# Combined impulse responses

I'm looking for a simple way to show that you can form a single impulse response that is the equivalent $M$ other impulse responses, ie:

$$h\left(t\right)=h_0\left(t\right)\star h_1\left(t\right)...\star h_{M-1}\left(t\right)$$

I know convolution is multiplication in the frequency domain, so I cooked up this "equation":

$$h\left(t\right)=\mathcal F^{-1}\left\{\prod_{i=0}^{M-1} \mathcal F\left\{h_{i}\right\}\right\}(t)$$

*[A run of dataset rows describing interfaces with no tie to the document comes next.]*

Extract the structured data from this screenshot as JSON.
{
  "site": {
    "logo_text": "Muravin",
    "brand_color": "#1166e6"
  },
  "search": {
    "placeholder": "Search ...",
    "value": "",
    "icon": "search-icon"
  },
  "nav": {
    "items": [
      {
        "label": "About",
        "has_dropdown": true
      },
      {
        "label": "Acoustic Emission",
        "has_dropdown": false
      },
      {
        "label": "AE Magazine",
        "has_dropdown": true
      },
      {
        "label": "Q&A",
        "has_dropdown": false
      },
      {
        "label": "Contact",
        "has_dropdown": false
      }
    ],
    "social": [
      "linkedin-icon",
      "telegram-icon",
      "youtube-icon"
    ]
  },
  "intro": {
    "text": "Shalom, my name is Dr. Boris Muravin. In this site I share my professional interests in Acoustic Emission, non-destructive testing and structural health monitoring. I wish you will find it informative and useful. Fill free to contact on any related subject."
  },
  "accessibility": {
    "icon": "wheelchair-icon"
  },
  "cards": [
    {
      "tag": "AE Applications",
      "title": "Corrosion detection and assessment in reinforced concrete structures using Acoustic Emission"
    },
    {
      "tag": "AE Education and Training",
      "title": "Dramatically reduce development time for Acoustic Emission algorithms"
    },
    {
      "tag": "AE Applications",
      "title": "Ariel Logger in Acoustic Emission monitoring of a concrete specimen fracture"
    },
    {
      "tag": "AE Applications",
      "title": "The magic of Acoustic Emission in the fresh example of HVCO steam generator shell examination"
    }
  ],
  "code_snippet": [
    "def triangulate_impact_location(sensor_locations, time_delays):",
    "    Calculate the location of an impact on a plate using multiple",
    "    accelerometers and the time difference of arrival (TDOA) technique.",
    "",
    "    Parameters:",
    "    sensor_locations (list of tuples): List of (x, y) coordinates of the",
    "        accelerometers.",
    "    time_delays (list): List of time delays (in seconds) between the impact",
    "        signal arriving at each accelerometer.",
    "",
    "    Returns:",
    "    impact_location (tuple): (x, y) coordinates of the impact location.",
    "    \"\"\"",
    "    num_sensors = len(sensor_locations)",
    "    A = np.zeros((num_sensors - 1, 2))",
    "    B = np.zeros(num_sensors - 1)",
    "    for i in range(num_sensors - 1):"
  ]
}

With $\mathcal F^{-1}$ being the inverse Fourier transform operator, and $\mathcal F$ being the Fourier transform operator. Expressing myself in math notation isn't really my strong side, what I intended to show was that the combined impulse response $h(t)$ equals the sequences multiplied together in the frequency domain.

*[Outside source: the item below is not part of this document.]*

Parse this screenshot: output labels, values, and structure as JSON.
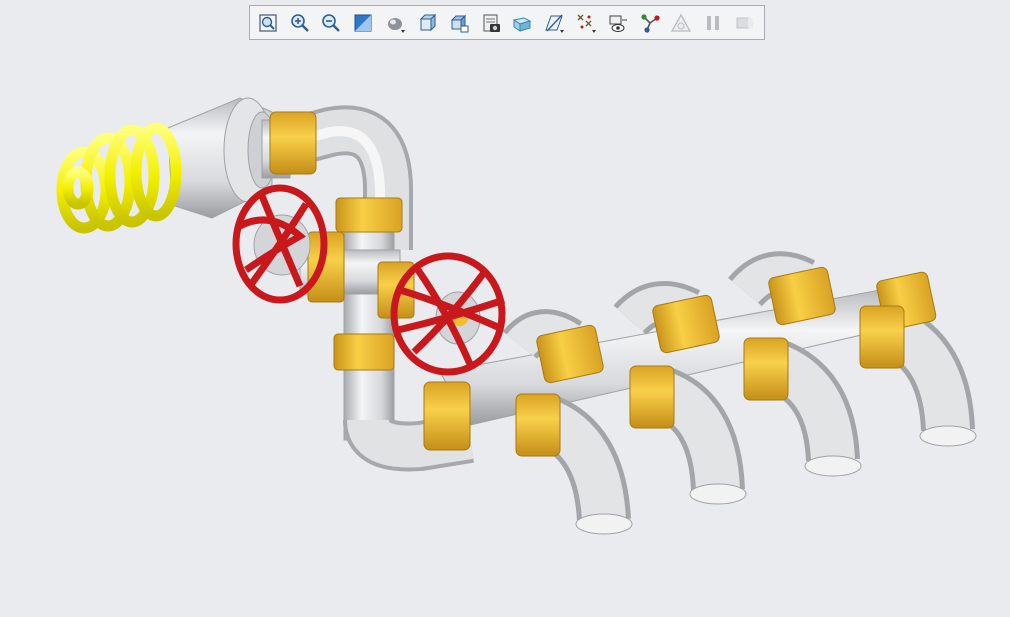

• Does it make any sense?
• Or is there perhaps a simple way to show this?
• What about circular convolution in the frequency domain, and infinite impulse responses in continuous time?
• Your equations are correct and you can easily show that using the properties of the Fourier transform as pointed out by Maximilan. The same applies in the discrete domain. – MBaz Nov 30 '16 at 23:59

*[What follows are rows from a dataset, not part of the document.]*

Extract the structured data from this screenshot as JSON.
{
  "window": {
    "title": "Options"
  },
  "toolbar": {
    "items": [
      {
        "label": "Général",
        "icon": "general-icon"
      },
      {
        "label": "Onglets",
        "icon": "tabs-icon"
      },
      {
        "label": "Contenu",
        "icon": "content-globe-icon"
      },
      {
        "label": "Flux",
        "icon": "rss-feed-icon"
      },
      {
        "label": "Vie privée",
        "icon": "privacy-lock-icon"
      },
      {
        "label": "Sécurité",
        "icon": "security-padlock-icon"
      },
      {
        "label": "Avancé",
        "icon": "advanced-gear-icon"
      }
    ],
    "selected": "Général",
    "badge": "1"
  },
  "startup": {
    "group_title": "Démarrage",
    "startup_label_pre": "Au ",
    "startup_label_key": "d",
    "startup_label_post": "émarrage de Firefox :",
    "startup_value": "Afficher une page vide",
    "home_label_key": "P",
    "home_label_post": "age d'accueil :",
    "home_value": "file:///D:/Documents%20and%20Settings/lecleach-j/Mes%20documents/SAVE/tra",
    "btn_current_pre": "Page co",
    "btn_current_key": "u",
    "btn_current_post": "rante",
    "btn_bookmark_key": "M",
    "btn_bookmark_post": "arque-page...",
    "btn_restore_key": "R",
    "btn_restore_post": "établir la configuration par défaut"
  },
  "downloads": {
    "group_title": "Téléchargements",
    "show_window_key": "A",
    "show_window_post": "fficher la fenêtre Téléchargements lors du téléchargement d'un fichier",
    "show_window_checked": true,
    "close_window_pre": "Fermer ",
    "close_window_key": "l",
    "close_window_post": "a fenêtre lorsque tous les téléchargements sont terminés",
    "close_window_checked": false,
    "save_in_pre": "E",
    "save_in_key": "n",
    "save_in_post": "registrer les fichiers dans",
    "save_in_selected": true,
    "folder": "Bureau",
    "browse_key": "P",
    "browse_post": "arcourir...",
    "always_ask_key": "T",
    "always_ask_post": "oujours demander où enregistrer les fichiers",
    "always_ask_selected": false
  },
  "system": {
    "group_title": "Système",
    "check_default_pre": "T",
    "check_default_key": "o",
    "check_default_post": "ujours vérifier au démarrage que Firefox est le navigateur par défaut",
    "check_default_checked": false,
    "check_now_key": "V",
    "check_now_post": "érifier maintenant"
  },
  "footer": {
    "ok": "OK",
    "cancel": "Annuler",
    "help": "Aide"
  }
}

You can readily use the associativity of the convolution to explain this fact. Assume you send a signal $x(t)$ through a chain of convolutions $h_i(t)$:
$$y(t) = (((x(t)*h_1(t))*h_2(t))*h_3(t))$$
$$y(t) = x(t) * ((h_1(t)*h_2(t))*h_3(t))$$
I.e. you can see this operation as if sending your signal $x(t)$ through a single filter with impulse response $h(t)=h_1(t)*h_2(t)*h_3(t)$.